The Drinking Dog; The Drunk Scholar

Karin Cope. Passionate Collaborations: Learning to Live With Gertrude Stein

Not to mention the dog!

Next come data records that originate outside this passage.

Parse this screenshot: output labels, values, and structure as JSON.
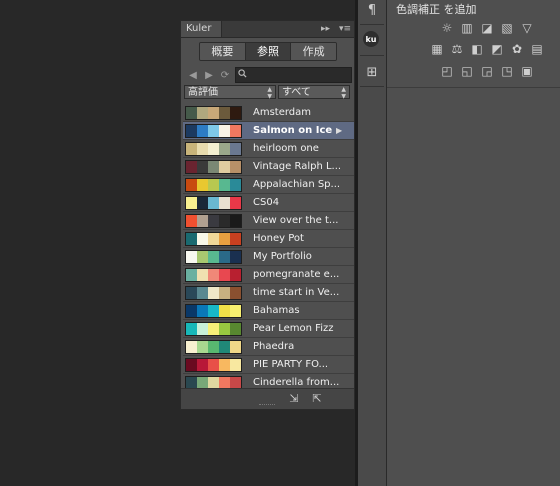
{
  "kuler": {
    "tab_title": "Kuler",
    "collapse_glyph": "▸▸",
    "menu_glyph": "▾≡",
    "mode_tabs": [
      {
        "label": "概要",
        "active": false
      },
      {
        "label": "参照",
        "active": true
      },
      {
        "label": "作成",
        "active": false
      }
    ],
    "search": {
      "value": "",
      "placeholder": ""
    },
    "filter_sort": "高評価",
    "filter_time": "すべて",
    "themes": [
      {
        "name": "Amsterdam",
        "colors": [
          "#455a4a",
          "#b0a87e",
          "#c8a878",
          "#6b5a3c",
          "#2e1a10"
        ]
      },
      {
        "name": "Salmon on Ice",
        "selected": true,
        "colors": [
          "#1c3a60",
          "#2d7cc4",
          "#7ec8e8",
          "#f8f2e6",
          "#f07860"
        ]
      },
      {
        "name": "heirloom one",
        "colors": [
          "#c8b47a",
          "#e8dcae",
          "#f4f0d0",
          "#9aa88a",
          "#6a7890"
        ]
      },
      {
        "name": "Vintage Ralph L...",
        "colors": [
          "#6a2430",
          "#3a3a3a",
          "#7a8874",
          "#e0cca0",
          "#b89068"
        ]
      },
      {
        "name": "Appalachian Sp...",
        "colors": [
          "#c84a10",
          "#e8c830",
          "#b8c850",
          "#58b890",
          "#2a8a98"
        ]
      },
      {
        "name": "CS04",
        "colors": [
          "#f8f090",
          "#1a2838",
          "#6ab8d0",
          "#e8e0d0",
          "#e83848"
        ]
      },
      {
        "name": "View over the t...",
        "colors": [
          "#f05030",
          "#b0a090",
          "#3a3a40",
          "#2a2a2a",
          "#1a1a1a"
        ]
      },
      {
        "name": "Honey Pot",
        "colors": [
          "#1a6a70",
          "#f8f8e8",
          "#f0d898",
          "#e8a040",
          "#c84020"
        ]
      },
      {
        "name": "My Portfolio",
        "colors": [
          "#f8f8f0",
          "#a8c870",
          "#58b890",
          "#2a6a88",
          "#1a3050"
        ]
      },
      {
        "name": "pomegranate e...",
        "colors": [
          "#6ab0a0",
          "#f0e0b0",
          "#f08878",
          "#e84850",
          "#b82030"
        ]
      },
      {
        "name": "time start in Ve...",
        "colors": [
          "#2a4858",
          "#5a8890",
          "#f0e8c8",
          "#c8b080",
          "#8a5030"
        ]
      },
      {
        "name": "Bahamas",
        "colors": [
          "#0a3868",
          "#0a78b8",
          "#18b8c8",
          "#f0e048",
          "#f8f070"
        ]
      },
      {
        "name": "Pear Lemon Fizz",
        "colors": [
          "#18b8b8",
          "#c8f0d8",
          "#f8f078",
          "#98c840",
          "#588830"
        ]
      },
      {
        "name": "Phaedra",
        "colors": [
          "#f8f0d0",
          "#a8d890",
          "#58b870",
          "#208878",
          "#f0d888"
        ]
      },
      {
        "name": "PIE PARTY  FO...",
        "colors": [
          "#6a0a20",
          "#b81838",
          "#e85048",
          "#f8b860",
          "#f8e8a0"
        ]
      },
      {
        "name": "Cinderella from...",
        "colors": [
          "#2a4850",
          "#78a878",
          "#e0d8a0",
          "#f07860",
          "#c84848"
        ]
      }
    ]
  },
  "side_strip": {
    "paragraph_glyph": "¶",
    "kuler_badge": "ku",
    "transform_glyph": "⊞"
  },
  "adjustments": {
    "title": "色調補正 を追加",
    "row1": [
      "☼",
      "▥",
      "◪",
      "▧",
      "▽"
    ],
    "row2": [
      "▦",
      "⚖",
      "◧",
      "◩",
      "✿",
      "▤"
    ],
    "row3": [
      "◰",
      "◱",
      "◲",
      "◳",
      "▣"
    ]
  }
}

Yes, that's it. In fact, I began to hear the dog because I had begun to think about writing again for myself. And to do that you have to take certain risks, you cannot be looking for the questions or the answers, you have to be willing to enter into a space of not-knowing-where-you're-going, a space of a certain kind of floating, of absent-mindedness, of indistinct boundaries, a space where what you know and what you experience are intimately linked — in which they have to have a relation to one another. In short, I had to start living again, to value the small details of my own life again, in order to hear the dog, and to begin to understand Stein. There's a wonderful thing that weekend painter Joanna Field — who is also the psychoanalyst Marion Milner — says in her book On Not Being Able To Paint. Arguing that creating, in the sense of artwork or invention, can only happen within a protected space, "a place for absent-mindedness," that the environment has to provide a framework "in which we are freed, for the time being, from the need for immediate practical expedient action," she suggests that you must have, both in yourself, as well in those around you, "a tolerance of something which may at moments look very like madness." Then she goes on to say something that begins to get at the crux of this play issue we've not really quite addressed yet:
The question then arises, are we going to treat all phenomena that are often talked of under that heading as symptoms, something to be got rid of, or can we, in our so objectively-minded culture, come to recognise them as something to be used, in their right place? In our childhood we are allowed to act, move, behave, under the influence of illusions, to play "pretend" games and even get lost in our play, feel for the moment that it is real. In adult life it is less easy to find settings where this is possible (we get other people to do the pretending, on the films and the stage), although we do find it within the framework of the analytic session as patients.
The story of the dog…
Okay, here it is. Perhaps you've heard that peculiar claim that Stein makes in How to Write: "Sentences are not emotional, paragraphs are"? She explains this insight by saying she understood it when she listened to her dog drinking. This made no sense to me for years, for maybe ten years. I accepted it — what else was I supposed to do with it? What are you going to say about such an utterance and its peculiar justification — that it's false? How would you prove that? Then one day I was — well, you have to know, I had just then started to live on a farm and we had a dog there and for years I'd not lived in a house with a dog, for twenty years maybe. So that day I was sitting there, and the dog came in and began lapping at her bowl. And so I thought of Stein's phrase and said it, and all of a sudden I understood it. For there was the sound of the dog's lapping, a kind of rise and fall, very punctual, and there was great exuberance in the repetition of the sound of her tongue hitting the water and scooping a tongueful back into her mouth, a kind of kew-lup, kew-lup, kew-lup sound, and I realized that if you took only one of those laps then, well, the whole thing would mean nothing to you, it would be sort of incomplete, emotionless. Never mind that the dog would not really get any water, you yourself would not be able to figure out what was going on, you would develop some thirst in relation to this lapping —
Thirst-in-relation-to-lapping — a kind of will to meaning that is only satisfied by being in the world?

And so for day 2081